While this decolonization movement was occurring, a global crisis also hung over France's head: the Cold War. The Cold War was a time of military and political tensions between two superpower countries that had emerged from World War II: The United States and the Soviet Union. Even though this war was not directly fought with France, it still affected every country in the world as they spread their respective spheres of influence politically and economically. The United States feared communism and any ideology surrounding it and the Soviet Union was scared of the power of the United States in its ability to build the atomic bomb. These tensions led to the Cold War manifesting itself into an arms race then evolving to a race to spread the most influence on the world and thus interference in the many decolonization movements that followed World War II. Although the two superpowers did not interfere much in the Algerian War, the spreading of their spheres of influence affected the world.

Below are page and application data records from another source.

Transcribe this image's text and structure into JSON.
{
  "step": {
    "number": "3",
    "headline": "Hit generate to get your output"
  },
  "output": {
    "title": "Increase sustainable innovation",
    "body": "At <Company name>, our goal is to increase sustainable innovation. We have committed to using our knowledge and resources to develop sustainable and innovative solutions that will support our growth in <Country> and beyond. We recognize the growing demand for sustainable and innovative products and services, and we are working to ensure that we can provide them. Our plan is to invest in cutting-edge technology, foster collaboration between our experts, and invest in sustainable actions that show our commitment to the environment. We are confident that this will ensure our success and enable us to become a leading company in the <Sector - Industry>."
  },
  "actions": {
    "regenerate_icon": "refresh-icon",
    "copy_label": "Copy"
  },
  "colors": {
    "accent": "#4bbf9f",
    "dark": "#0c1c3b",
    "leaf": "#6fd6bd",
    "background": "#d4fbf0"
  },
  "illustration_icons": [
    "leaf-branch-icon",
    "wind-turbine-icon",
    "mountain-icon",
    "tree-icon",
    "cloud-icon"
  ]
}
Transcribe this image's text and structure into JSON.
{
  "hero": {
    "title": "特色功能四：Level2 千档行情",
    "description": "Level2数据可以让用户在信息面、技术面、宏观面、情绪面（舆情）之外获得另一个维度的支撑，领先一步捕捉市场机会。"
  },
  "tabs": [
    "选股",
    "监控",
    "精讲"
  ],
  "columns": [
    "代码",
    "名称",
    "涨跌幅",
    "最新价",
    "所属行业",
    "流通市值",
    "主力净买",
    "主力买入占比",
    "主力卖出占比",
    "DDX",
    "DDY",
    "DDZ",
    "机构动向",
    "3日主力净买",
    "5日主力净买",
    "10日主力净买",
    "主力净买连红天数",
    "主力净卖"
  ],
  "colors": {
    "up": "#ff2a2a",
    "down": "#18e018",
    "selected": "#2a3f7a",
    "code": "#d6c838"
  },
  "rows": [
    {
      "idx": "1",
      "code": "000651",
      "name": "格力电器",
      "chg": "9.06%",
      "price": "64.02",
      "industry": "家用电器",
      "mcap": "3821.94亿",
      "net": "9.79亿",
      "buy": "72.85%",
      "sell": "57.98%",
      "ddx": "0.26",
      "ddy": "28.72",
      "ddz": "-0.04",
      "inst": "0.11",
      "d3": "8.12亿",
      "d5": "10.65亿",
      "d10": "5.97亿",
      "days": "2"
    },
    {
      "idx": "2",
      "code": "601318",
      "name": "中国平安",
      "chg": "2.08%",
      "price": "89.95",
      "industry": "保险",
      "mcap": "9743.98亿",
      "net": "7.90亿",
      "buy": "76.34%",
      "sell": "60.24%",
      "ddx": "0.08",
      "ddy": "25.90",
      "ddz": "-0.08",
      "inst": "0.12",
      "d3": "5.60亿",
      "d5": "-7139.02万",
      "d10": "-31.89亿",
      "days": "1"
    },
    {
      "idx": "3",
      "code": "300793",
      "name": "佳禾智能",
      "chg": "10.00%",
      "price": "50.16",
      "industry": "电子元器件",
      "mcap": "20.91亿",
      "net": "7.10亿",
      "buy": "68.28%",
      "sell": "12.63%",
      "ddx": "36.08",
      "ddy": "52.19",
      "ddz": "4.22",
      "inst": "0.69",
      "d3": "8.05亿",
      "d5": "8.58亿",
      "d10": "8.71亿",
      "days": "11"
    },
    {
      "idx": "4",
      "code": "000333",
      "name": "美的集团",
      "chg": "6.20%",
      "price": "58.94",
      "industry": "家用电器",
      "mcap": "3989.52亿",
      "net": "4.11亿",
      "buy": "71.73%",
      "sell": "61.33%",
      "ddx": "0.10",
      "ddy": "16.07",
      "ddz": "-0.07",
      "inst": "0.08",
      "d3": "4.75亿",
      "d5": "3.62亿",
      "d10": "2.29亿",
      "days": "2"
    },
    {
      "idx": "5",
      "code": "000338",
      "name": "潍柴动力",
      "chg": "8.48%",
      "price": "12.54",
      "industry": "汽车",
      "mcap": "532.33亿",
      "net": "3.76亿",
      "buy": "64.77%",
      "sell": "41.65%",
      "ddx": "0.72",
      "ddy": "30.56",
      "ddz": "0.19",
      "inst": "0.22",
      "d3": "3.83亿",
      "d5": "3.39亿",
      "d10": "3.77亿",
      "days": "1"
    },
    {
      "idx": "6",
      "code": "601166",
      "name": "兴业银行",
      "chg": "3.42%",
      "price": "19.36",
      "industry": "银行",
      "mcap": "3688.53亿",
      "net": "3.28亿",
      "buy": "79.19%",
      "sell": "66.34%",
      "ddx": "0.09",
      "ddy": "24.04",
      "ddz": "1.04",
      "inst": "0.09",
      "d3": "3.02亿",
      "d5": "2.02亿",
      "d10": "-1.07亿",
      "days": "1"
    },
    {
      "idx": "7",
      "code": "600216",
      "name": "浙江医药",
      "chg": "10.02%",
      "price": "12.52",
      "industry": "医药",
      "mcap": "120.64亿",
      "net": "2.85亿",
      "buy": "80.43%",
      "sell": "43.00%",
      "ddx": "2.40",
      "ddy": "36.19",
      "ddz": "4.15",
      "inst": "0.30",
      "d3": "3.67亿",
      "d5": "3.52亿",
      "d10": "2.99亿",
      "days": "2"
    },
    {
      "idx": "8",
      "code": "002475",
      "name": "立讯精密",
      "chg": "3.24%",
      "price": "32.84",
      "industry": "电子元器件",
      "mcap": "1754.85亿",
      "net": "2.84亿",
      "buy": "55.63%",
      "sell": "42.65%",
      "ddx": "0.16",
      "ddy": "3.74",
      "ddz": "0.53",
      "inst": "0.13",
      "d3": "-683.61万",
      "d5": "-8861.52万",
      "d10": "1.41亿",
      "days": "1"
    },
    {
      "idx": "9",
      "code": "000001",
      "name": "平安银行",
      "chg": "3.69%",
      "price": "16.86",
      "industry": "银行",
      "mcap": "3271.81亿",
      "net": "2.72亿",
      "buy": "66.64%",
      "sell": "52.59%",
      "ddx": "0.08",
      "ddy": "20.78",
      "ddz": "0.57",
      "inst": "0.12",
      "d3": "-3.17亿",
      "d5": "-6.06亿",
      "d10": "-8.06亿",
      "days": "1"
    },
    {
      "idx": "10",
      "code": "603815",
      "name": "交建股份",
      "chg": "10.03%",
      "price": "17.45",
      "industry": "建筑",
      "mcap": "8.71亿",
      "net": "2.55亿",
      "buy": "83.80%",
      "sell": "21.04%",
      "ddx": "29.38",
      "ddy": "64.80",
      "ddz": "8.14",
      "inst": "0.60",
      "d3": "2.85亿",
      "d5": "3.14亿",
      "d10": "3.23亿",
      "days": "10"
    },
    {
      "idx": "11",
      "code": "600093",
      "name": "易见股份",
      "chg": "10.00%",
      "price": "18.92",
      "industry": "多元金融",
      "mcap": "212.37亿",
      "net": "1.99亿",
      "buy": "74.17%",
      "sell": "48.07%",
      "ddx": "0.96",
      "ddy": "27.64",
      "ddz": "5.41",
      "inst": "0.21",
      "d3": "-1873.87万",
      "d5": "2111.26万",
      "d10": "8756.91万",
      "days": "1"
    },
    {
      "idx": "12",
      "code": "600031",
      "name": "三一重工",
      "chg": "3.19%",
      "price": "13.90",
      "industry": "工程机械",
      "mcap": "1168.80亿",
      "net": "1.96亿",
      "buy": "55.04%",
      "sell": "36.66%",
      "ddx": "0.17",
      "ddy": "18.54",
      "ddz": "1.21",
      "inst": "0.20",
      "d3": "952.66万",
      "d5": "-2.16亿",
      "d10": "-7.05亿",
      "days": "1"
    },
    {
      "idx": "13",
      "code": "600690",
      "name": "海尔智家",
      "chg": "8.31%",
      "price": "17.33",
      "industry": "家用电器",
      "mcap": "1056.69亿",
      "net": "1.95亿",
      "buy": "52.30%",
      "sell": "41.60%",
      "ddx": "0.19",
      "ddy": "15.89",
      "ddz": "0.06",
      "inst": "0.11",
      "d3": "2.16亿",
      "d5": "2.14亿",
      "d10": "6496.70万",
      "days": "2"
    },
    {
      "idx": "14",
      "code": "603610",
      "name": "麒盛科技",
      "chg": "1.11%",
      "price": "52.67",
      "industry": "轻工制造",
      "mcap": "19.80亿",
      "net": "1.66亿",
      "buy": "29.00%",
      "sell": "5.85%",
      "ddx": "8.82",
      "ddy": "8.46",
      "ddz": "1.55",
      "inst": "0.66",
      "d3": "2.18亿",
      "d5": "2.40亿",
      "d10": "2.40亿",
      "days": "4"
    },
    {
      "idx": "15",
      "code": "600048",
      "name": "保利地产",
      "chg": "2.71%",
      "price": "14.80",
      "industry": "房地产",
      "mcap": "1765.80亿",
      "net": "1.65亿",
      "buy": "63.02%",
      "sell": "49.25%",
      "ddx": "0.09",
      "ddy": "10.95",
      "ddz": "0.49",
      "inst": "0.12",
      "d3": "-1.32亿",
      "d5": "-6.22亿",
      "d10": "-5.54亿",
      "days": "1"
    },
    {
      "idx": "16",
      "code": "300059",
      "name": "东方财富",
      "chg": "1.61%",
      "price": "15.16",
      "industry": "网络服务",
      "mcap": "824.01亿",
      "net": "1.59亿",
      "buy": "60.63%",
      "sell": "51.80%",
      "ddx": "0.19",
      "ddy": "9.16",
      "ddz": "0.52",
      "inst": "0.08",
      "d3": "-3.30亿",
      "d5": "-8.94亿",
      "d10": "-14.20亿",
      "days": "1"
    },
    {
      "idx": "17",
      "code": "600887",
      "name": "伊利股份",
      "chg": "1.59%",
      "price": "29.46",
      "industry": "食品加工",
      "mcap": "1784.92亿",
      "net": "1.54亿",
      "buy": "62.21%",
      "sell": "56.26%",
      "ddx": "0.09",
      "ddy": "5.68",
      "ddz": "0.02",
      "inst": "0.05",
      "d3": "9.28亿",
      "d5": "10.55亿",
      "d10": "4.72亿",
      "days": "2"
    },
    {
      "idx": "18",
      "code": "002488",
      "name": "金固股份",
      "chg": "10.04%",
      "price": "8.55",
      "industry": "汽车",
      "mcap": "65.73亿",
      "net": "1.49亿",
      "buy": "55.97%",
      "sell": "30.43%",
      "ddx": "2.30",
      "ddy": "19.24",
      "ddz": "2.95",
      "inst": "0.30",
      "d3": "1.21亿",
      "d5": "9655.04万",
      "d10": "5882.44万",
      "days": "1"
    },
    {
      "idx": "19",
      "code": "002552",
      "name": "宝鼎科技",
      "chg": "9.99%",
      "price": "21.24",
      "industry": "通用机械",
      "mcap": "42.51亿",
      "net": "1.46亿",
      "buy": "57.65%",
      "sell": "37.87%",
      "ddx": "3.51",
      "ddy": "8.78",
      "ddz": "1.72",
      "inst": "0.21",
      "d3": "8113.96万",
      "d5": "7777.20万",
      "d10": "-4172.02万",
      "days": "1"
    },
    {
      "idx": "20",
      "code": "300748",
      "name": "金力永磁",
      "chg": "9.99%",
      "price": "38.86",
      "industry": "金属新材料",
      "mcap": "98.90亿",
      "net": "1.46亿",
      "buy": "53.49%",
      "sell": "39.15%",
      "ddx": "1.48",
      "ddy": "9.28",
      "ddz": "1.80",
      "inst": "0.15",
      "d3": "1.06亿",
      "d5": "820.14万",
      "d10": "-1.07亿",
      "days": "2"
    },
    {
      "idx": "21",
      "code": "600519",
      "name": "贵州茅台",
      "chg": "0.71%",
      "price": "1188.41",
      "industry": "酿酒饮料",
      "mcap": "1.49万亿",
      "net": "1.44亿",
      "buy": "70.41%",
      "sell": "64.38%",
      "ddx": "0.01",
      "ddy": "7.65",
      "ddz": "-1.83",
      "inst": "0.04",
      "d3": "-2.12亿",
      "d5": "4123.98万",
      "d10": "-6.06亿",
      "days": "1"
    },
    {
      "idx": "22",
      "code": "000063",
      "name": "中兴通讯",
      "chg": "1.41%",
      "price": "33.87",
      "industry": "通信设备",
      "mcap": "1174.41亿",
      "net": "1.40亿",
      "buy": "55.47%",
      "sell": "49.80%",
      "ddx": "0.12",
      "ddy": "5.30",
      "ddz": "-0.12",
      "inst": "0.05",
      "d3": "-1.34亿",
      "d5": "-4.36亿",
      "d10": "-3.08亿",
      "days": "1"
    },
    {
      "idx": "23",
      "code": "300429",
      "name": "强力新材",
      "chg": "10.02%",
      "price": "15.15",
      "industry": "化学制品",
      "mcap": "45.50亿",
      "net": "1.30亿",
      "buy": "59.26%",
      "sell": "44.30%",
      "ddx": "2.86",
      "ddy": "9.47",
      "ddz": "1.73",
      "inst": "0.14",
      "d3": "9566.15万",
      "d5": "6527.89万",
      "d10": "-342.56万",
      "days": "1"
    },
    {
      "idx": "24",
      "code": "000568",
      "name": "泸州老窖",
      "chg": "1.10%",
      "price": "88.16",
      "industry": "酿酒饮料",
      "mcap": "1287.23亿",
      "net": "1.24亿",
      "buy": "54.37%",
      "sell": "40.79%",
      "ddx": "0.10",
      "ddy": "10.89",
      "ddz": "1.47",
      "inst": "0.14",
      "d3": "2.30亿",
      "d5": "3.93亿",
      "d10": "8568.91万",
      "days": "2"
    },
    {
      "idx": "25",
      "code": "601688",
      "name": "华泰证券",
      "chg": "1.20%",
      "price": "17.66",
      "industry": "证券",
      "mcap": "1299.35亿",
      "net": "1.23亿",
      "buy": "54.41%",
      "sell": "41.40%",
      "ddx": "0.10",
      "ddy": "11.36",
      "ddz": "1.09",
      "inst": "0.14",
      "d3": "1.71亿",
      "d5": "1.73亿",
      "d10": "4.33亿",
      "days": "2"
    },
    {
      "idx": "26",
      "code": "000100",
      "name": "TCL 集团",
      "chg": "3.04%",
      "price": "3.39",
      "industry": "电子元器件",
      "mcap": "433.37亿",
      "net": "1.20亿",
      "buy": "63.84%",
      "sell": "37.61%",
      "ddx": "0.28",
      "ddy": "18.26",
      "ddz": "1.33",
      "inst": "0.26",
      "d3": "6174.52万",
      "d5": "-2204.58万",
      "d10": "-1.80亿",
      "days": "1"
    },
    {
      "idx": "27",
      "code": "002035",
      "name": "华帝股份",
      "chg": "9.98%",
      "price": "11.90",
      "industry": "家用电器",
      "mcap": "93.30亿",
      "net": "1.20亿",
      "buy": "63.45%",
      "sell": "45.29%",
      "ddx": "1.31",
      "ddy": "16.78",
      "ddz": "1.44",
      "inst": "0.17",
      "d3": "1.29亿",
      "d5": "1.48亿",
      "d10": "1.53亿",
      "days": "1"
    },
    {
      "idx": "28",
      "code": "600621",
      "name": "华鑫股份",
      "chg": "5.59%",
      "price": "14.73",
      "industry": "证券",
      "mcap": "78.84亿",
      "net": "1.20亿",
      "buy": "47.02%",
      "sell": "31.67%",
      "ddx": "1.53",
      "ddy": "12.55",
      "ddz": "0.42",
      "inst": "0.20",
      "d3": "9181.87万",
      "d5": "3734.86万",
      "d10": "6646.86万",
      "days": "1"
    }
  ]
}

Finally, the last important historical background to know is the women's movement as it affected many countries in different ways. In the United States, the women's movement was revived around the 1960s when many of the other movements of the period came to exist (Civil Rights, Vietnam protests, etc.), however, as a part of Europe, after World War II, women became more integrated in the public sphere by obtaining jobs and political influence. This affected France as many women entered the workforce and like one sees in the film, Suzanne has a full-time job (until she quits) and is considered to be quite independent (she lives without family or a husband and does whatever when she pleases).
- Maran, Rita. "Algerian War." In Encyclopedia of Human Rights. : Oxford University Press, 2009. http://www.oxfordreference.com/view/10.1093/acref/9780195334029.001.0001/acref-9780195334029-e-4.
- Hunt, Michael. The World Transformed:1945 to the Present. Bedford/St.Martin's, 2004, 290-292.
- McCormack, Jo. Collective Memory: France and the Algerian War (1954-1962). Lexington Books, 2007.
- Winkler, Allan. The Cold War: A History in Documents. Oxford University Press, 2000.
- Gaddis, John. The Cold War: A New History. The Penguin Press, 2005.
- Hunt, Michael. The World Transformed: 1945 to the Present. Bedford/St.Martin's, 2004, 111–144.
- Flexnor, Eleanor and Fitzpatrick, Ellen. Century of Struggle. The Belknap Press of Harvard University Press, 1996.